Think about it like this: Take a good, strong suspension rope or webbing and stretch it between two trees, just tight enough to be straight, but not real tight. Now try to hang on it like doing a pull up. You probably can't do it unless it is real high up, because it is going to sag a whole bunch in the middle, and the further the trees are apart, the more it is going to sag. If the rope is at chair height on the trees, and you try to sit on the rope, you might end up on the ground unless the trees are pretty close.

Now tighten that rope up a good bit and sit on or hang from it again. What is going to happen? That rope is still going to flex a whole bunch in the middle, and you might still end up close to the ground. Again, especially if those trees are far apart. So tight or hardly tight at all, the middle of that rope is going to flex way down towards the ground once you apply 200 lbs to the middle. Plus, if you pull the rope tight enough, at some point it is probably going to break when you add the weight.

Now do the opposite. Hang a chair from that same rope, at normal chair height, from a limb straight over head. Sit in the chair. How much is the rope or webbing going to stretch and lower you towards the ground? Probably close to zero, or some very small percentage based on the stretch rating of the rope or webbing. You will not need to have the chair at all above normal chair height so that you don't end up on the ground. But with that same rope stretched straight between the trees, you are going down, probably a lot. Maybe on the ground.

So, for that reason and a few others, it is just much better and easier(in my experience) to shoot for tree strap higher up in the tree, which will automatically require the rope to be at least a bit closer to parallel to the tree, which seems to result in way less stretch or sag.. Once you have done so, there will be no need to tighten your RL any more than just barely straight or even with just a bit of slack in it. Once it is about straight, it will be very close to the length/tightness it was designed for, and that is all you need. Any tighter is just putting useless stress on the suspension and trees. If it is just barely straight or close to it, and if it ends up straight but you can still flex it with your fingers easily once you get in, and the suspension ropes are heading up towards the top of the tree and NOT going straight out towards the tree before you get in, you are probably good to go.

OTOH, if the RL is actually sagging after you get in, allowing the net to be too close to your face, you should probably tighten up a bit. Just enough to correct that RL sag and loose net once occupied.

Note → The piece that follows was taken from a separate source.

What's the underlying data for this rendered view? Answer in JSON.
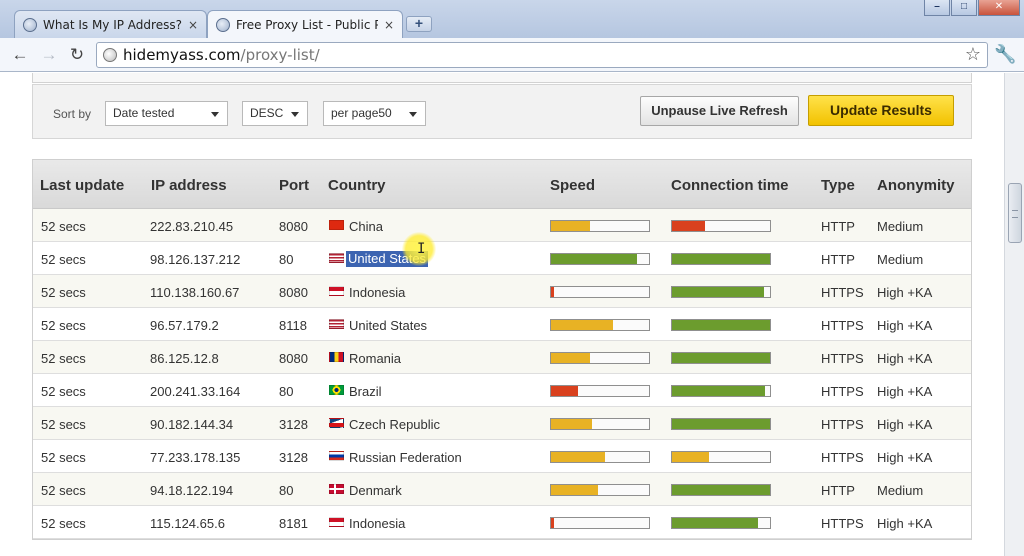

7. even more great advice thank you... found this a while back ..... https://www.youtube.com/watch?v=aSUn6zPuyFU

#### Posting Permissions

• You may not post new threads
• You may not post replies
• You may not post attachments
• You may not edit your posts
•